---- EXTRACTED MATERIAL
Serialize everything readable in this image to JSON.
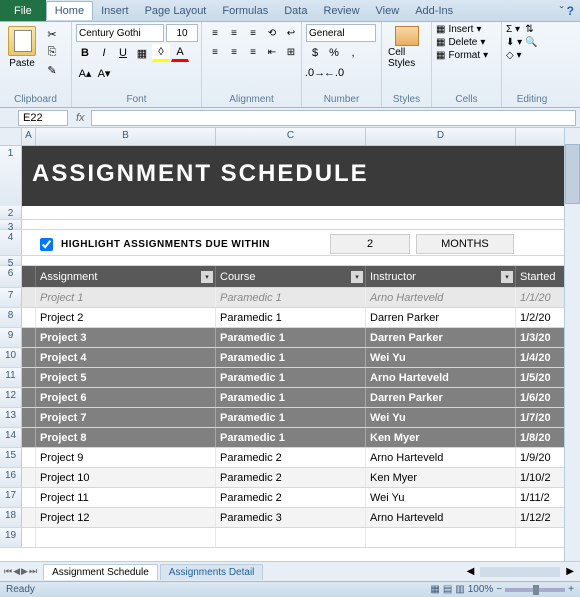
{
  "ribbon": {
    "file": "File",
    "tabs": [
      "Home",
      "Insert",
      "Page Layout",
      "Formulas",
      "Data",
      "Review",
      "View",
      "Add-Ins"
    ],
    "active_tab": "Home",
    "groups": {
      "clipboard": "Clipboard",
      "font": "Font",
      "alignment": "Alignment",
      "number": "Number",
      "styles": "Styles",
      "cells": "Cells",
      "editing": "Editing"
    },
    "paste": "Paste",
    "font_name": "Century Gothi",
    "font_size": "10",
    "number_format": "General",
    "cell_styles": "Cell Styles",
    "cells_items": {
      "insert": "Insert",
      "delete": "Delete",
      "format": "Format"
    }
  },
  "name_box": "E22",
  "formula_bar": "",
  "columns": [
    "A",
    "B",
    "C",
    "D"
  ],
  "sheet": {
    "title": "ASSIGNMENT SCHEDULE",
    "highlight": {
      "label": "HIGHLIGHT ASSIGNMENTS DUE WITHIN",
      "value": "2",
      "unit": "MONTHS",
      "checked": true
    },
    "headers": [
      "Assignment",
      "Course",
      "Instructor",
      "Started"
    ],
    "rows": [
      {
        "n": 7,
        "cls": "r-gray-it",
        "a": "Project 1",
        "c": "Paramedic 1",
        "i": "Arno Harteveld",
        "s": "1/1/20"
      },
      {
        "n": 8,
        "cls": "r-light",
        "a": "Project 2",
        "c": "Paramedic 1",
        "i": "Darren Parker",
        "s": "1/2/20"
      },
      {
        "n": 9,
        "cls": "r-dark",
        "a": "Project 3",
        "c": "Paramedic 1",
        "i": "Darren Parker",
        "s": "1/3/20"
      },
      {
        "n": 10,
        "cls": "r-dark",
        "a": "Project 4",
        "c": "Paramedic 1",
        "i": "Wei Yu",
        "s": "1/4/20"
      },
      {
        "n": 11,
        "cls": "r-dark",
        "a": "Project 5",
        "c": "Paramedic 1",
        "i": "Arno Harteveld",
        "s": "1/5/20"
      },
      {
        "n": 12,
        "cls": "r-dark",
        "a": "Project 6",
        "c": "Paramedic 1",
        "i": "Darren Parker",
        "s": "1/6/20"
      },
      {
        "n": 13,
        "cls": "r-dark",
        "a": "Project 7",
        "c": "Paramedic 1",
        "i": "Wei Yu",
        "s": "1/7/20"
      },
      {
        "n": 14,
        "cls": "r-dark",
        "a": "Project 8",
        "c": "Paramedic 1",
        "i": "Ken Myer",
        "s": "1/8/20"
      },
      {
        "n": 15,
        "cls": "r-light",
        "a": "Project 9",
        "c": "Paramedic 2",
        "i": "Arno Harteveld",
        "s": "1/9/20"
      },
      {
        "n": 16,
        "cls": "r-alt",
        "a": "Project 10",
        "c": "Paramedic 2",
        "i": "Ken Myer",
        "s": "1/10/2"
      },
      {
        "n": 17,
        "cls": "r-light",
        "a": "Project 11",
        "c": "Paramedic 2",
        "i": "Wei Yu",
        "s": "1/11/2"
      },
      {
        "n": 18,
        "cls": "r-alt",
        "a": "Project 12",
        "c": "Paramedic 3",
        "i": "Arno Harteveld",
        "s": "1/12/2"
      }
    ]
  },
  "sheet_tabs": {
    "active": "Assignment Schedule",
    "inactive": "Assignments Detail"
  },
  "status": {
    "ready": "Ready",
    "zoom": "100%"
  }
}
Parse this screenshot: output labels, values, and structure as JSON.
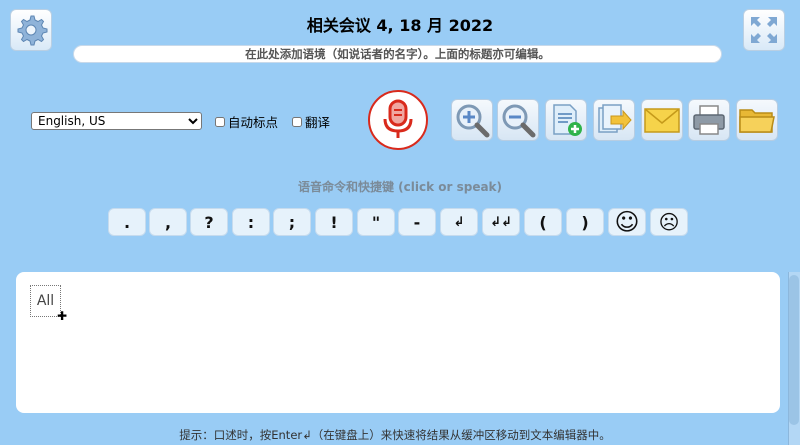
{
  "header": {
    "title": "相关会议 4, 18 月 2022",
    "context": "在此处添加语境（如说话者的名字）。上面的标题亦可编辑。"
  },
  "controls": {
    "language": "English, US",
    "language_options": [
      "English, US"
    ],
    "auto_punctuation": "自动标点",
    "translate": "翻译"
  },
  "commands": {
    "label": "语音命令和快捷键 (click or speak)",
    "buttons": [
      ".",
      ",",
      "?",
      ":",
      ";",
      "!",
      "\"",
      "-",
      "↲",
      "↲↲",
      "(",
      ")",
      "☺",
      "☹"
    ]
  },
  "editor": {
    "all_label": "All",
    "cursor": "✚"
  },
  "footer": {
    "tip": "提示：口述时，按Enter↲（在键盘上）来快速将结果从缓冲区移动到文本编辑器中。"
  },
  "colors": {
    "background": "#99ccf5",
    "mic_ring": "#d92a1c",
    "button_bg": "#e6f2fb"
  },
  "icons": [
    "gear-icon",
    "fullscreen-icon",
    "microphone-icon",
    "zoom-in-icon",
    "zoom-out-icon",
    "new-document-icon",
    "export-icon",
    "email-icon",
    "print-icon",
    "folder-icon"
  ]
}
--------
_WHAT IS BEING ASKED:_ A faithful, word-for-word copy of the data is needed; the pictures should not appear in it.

_RESPONSE:_
Serialize everything readable in this image to JSON.
{
  "ribbon": {
    "file": "File",
    "tabs": [
      "Home",
      "Insert",
      "Page Layout",
      "Formulas",
      "Data",
      "Review",
      "View",
      "Add-Ins"
    ],
    "active_tab": "Home",
    "groups": {
      "clipboard": "Clipboard",
      "font": "Font",
      "alignment": "Alignment",
      "number": "Number",
      "styles": "Styles",
      "cells": "Cells",
      "editing": "Editing"
    },
    "paste": "Paste",
    "font_name": "Century Gothi",
    "font_size": "10",
    "number_format": "General",
    "cell_styles": "Cell Styles",
    "cells_items": {
      "insert": "Insert",
      "delete": "Delete",
      "format": "Format"
    }
  },
  "name_box": "E22",
  "formula_bar": "",
  "columns": [
    "A",
    "B",
    "C",
    "D"
  ],
  "sheet": {
    "title": "ASSIGNMENT SCHEDULE",
    "highlight": {
      "label": "HIGHLIGHT ASSIGNMENTS DUE WITHIN",
      "value": "2",
      "unit": "MONTHS",
      "checked": true
    },
    "headers": [
      "Assignment",
      "Course",
      "Instructor",
      "Started"
    ],
    "rows": [
      {
        "n": 7,
        "cls": "r-gray-it",
        "a": "Project 1",
        "c": "Paramedic 1",
        "i": "Arno Harteveld",
        "s": "1/1/20"
      },
      {
        "n": 8,
        "cls": "r-light",
        "a": "Project 2",
        "c": "Paramedic 1",
        "i": "Darren Parker",
        "s": "1/2/20"
      },
      {
        "n": 9,
        "cls": "r-dark",
        "a": "Project 3",
        "c": "Paramedic 1",
        "i": "Darren Parker",
        "s": "1/3/20"
      },
      {
        "n": 10,
        "cls": "r-dark",
        "a": "Project 4",
        "c": "Paramedic 1",
        "i": "Wei Yu",
        "s": "1/4/20"
      },
      {
        "n": 11,
        "cls": "r-dark",
        "a": "Project 5",
        "c": "Paramedic 1",
        "i": "Arno Harteveld",
        "s": "1/5/20"
      },
      {
        "n": 12,
        "cls": "r-dark",
        "a": "Project 6",
        "c": "Paramedic 1",
        "i": "Darren Parker",
        "s": "1/6/20"
      },
      {
        "n": 13,
        "cls": "r-dark",
        "a": "Project 7",
        "c": "Paramedic 1",
        "i": "Wei Yu",
        "s": "1/7/20"
      },
      {
        "n": 14,
        "cls": "r-dark",
        "a": "Project 8",
        "c": "Paramedic 1",
        "i": "Ken Myer",
        "s": "1/8/20"
      },
      {
        "n": 15,
        "cls": "r-light",
        "a": "Project 9",
        "c": "Paramedic 2",
        "i": "Arno Harteveld",
        "s": "1/9/20"
      },
      {
        "n": 16,
        "cls": "r-alt",
        "a": "Project 10",
        "c": "Paramedic 2",
        "i": "Ken Myer",
        "s": "1/10/2"
      },
      {
        "n": 17,
        "cls": "r-light",
        "a": "Project 11",
        "c": "Paramedic 2",
        "i": "Wei Yu",
        "s": "1/11/2"
      },
      {
        "n": 18,
        "cls": "r-alt",
        "a": "Project 12",
        "c": "Paramedic 3",
        "i": "Arno Harteveld",
        "s": "1/12/2"
      }
    ]
  },
  "sheet_tabs": {
    "active": "Assignment Schedule",
    "inactive": "Assignments Detail"
  },
  "status": {
    "ready": "Ready",
    "zoom": "100%"
  }
}
Parse this screenshot: output labels, values, and structure as JSON.
{
  "header": {
    "title": "相关会议 4, 18 月 2022",
    "context": "在此处添加语境（如说话者的名字）。上面的标题亦可编辑。"
  },
  "controls": {
    "language": "English, US",
    "language_options": [
      "English, US"
    ],
    "auto_punctuation": "自动标点",
    "translate": "翻译"
  },
  "commands": {
    "label": "语音命令和快捷键 (click or speak)",
    "buttons": [
      ".",
      ",",
      "?",
      ":",
      ";",
      "!",
      "\"",
      "-",
      "↲",
      "↲↲",
      "(",
      ")",
      "☺",
      "☹"
    ]
  },
  "editor": {
    "all_label": "All",
    "cursor": "✚"
  },
  "footer": {
    "tip": "提示：口述时，按Enter↲（在键盘上）来快速将结果从缓冲区移动到文本编辑器中。"
  },
  "colors": {
    "background": "#99ccf5",
    "mic_ring": "#d92a1c",
    "button_bg": "#e6f2fb"
  },
  "icons": [
    "gear-icon",
    "fullscreen-icon",
    "microphone-icon",
    "zoom-in-icon",
    "zoom-out-icon",
    "new-document-icon",
    "export-icon",
    "email-icon",
    "print-icon",
    "folder-icon"
  ]
}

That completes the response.